We have a lot going on when it comes to supporting today's tech talent (and encouraging tomorrow's!). We've just launched a new web page dedicated to our women in technology programs, but here is a rundown of some of the programs here in the US:
* Executive Women in IT Networking Group - Back in 2005, a small group of women IT leaders in Chicago started getting together regularly to talk about career challenges in IT -- including a key member of our team here at Harvey Nash. Fast forward nine years and you have a dynamic group of more than 150 women IT executives meeting regularly to offer support, encouragement and career advice to promote and retain women in senior technology roles. Due to this group's incredible success, we are looking to replicate the model in other technology hotbeds across the US.
* ARA - Designed to Attract, Retain and Advance women in technology, ARA was conceived after members of the original Executive Women in IT Networking Group realized that there was still a striking need for this type of organization supporting up and coming women in IT. Through mentoring programs and a range of events, ARA brings senior and junior women in IT together in support of successful technology careers.

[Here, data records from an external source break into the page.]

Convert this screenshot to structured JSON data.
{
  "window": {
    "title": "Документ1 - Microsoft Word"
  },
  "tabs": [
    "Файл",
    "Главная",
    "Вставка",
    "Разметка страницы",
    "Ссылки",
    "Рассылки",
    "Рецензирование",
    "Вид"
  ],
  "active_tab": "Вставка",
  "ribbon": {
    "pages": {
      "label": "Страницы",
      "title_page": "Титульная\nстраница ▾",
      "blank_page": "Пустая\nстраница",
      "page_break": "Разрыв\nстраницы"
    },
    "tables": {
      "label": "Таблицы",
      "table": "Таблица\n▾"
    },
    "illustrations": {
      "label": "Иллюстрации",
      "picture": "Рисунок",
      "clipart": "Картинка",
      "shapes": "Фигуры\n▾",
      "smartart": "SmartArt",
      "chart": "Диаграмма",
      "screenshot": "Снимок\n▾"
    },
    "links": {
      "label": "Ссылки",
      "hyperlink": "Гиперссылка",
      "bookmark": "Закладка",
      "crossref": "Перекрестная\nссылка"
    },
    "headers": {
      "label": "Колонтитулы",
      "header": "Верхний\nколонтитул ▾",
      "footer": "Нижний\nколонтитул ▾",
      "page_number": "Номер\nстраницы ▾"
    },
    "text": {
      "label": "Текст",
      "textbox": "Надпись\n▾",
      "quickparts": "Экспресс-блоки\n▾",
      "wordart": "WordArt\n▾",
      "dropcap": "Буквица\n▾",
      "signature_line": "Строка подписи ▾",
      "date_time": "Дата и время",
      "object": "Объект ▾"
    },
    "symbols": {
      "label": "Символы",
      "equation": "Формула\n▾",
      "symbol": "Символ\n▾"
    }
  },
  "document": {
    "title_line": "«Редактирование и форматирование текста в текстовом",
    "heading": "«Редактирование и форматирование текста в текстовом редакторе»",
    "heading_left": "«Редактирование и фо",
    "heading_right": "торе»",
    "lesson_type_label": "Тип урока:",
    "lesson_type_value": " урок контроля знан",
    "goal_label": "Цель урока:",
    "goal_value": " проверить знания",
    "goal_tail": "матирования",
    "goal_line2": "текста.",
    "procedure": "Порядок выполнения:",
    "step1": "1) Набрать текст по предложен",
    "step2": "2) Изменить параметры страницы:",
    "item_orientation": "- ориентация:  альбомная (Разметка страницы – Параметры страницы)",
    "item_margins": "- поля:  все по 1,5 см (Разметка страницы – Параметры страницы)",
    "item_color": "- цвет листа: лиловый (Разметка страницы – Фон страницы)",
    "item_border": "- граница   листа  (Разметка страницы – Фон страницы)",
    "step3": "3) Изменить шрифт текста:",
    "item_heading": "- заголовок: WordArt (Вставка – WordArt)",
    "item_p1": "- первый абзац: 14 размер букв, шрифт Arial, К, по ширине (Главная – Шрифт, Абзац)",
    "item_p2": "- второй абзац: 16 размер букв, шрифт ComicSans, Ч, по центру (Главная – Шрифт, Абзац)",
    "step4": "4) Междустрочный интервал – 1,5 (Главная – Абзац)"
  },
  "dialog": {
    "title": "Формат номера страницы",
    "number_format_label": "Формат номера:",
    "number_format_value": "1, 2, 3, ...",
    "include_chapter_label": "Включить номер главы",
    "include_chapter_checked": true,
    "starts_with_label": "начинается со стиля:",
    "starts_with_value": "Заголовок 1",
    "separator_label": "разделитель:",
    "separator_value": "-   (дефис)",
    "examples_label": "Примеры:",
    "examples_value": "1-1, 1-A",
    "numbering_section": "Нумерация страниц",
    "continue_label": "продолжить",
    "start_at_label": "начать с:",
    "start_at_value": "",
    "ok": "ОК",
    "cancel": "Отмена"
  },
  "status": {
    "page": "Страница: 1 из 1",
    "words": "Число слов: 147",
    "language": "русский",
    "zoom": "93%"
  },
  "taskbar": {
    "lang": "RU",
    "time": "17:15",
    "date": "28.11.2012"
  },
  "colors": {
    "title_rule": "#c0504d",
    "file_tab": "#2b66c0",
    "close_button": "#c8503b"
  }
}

* Harvey Nash Tech Women of Tomorrow - Addressing the IT talent gap -- and encouraging women in IT -- requires encouragement and support at all levels of a career. That includes before IT careers even truly begin. With Tech Women of Tomorrow, Harvey Nash is partnering with high schools to encourage and support young women in their senior years of high school in pursuit of math, science and technology courses. Through the Tech Women of Tomorrow program, we hope to demystify what a career in IT really looks like, and provide realistic expectations of key roles young women may land upon successfully completing their college education in computer science.
Through these programs, we hope to continually support and encourage diversity in the field of information technology we are so lucky to work in. Additionally, by doing our part, we expect to keep moving toward a full closing of that IT talent gap that faces many organizations.